## Exercise
Restate the records so that not a single word differs.

[Website and app data records]
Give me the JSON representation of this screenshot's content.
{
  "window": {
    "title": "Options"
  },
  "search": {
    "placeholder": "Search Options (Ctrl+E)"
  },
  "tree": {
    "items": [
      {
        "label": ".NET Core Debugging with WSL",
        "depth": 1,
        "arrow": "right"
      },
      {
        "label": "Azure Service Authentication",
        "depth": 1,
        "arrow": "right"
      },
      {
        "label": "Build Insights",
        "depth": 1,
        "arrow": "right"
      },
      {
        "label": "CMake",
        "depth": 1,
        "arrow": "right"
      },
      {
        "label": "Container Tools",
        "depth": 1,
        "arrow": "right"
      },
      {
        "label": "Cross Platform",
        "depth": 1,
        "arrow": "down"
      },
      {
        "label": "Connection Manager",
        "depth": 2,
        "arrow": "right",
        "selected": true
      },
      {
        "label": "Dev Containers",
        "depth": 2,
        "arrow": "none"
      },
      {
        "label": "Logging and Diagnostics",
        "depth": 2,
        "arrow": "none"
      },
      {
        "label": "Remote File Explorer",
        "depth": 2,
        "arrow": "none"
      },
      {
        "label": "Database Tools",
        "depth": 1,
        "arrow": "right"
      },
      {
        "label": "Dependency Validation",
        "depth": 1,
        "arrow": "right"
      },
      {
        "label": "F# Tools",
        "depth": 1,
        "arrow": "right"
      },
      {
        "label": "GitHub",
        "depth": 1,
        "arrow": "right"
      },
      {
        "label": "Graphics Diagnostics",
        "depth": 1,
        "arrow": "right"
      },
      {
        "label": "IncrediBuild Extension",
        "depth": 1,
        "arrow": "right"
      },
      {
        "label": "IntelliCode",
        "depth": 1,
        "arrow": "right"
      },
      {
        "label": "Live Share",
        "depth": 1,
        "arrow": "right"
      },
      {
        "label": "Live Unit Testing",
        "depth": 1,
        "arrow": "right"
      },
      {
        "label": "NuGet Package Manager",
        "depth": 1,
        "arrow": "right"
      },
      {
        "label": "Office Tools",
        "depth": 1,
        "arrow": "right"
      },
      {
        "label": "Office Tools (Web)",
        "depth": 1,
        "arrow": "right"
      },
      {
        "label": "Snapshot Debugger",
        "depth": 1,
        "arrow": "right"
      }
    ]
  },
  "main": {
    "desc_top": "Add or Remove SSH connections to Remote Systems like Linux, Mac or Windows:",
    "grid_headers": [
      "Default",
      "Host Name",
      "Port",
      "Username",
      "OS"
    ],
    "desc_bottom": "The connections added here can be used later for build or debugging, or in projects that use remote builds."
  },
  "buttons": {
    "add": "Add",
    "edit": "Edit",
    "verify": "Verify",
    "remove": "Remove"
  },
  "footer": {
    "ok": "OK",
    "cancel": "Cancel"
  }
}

## Response to this exercise
Give me the JSON representation of this screenshot's content.
{
  "window": {
    "title": "Options"
  },
  "search": {
    "placeholder": "Search Options (Ctrl+E)"
  },
  "tree": {
    "items": [
      {
        "label": ".NET Core Debugging with WSL",
        "depth": 1,
        "arrow": "right"
      },
      {
        "label": "Azure Service Authentication",
        "depth": 1,
        "arrow": "right"
      },
      {
        "label": "Build Insights",
        "depth": 1,
        "arrow": "right"
      },
      {
        "label": "CMake",
        "depth": 1,
        "arrow": "right"
      },
      {
        "label": "Container Tools",
        "depth": 1,
        "arrow": "right"
      },
      {
        "label": "Cross Platform",
        "depth": 1,
        "arrow": "down"
      },
      {
        "label": "Connection Manager",
        "depth": 2,
        "arrow": "right",
        "selected": true
      },
      {
        "label": "Dev Containers",
        "depth": 2,
        "arrow": "none"
      },
      {
        "label": "Logging and Diagnostics",
        "depth": 2,
        "arrow": "none"
      },
      {
        "label": "Remote File Explorer",
        "depth": 2,
        "arrow": "none"
      },
      {
        "label": "Database Tools",
        "depth": 1,
        "arrow": "right"
      },
      {
        "label": "Dependency Validation",
        "depth": 1,
        "arrow": "right"
      },
      {
        "label": "F# Tools",
        "depth": 1,
        "arrow": "right"
      },
      {
        "label": "GitHub",
        "depth": 1,
        "arrow": "right"
      },
      {
        "label": "Graphics Diagnostics",
        "depth": 1,
        "arrow": "right"
      },
      {
        "label": "IncrediBuild Extension",
        "depth": 1,
        "arrow": "right"
      },
      {
        "label": "IntelliCode",
        "depth": 1,
        "arrow": "right"
      },
      {
        "label": "Live Share",
        "depth": 1,
        "arrow": "right"
      },
      {
        "label": "Live Unit Testing",
        "depth": 1,
        "arrow": "right"
      },
      {
        "label": "NuGet Package Manager",
        "depth": 1,
        "arrow": "right"
      },
      {
        "label": "Office Tools",
        "depth": 1,
        "arrow": "right"
      },
      {
        "label": "Office Tools (Web)",
        "depth": 1,
        "arrow": "right"
      },
      {
        "label": "Snapshot Debugger",
        "depth": 1,
        "arrow": "right"
      }
    ]
  },
  "main": {
    "desc_top": "Add or Remove SSH connections to Remote Systems like Linux, Mac or Windows:",
    "grid_headers": [
      "Default",
      "Host Name",
      "Port",
      "Username",
      "OS"
    ],
    "desc_bottom": "The connections added here can be used later for build or debugging, or in projects that use remote builds."
  },
  "buttons": {
    "add": "Add",
    "edit": "Edit",
    "verify": "Verify",
    "remove": "Remove"
  },
  "footer": {
    "ok": "OK",
    "cancel": "Cancel"
  }
}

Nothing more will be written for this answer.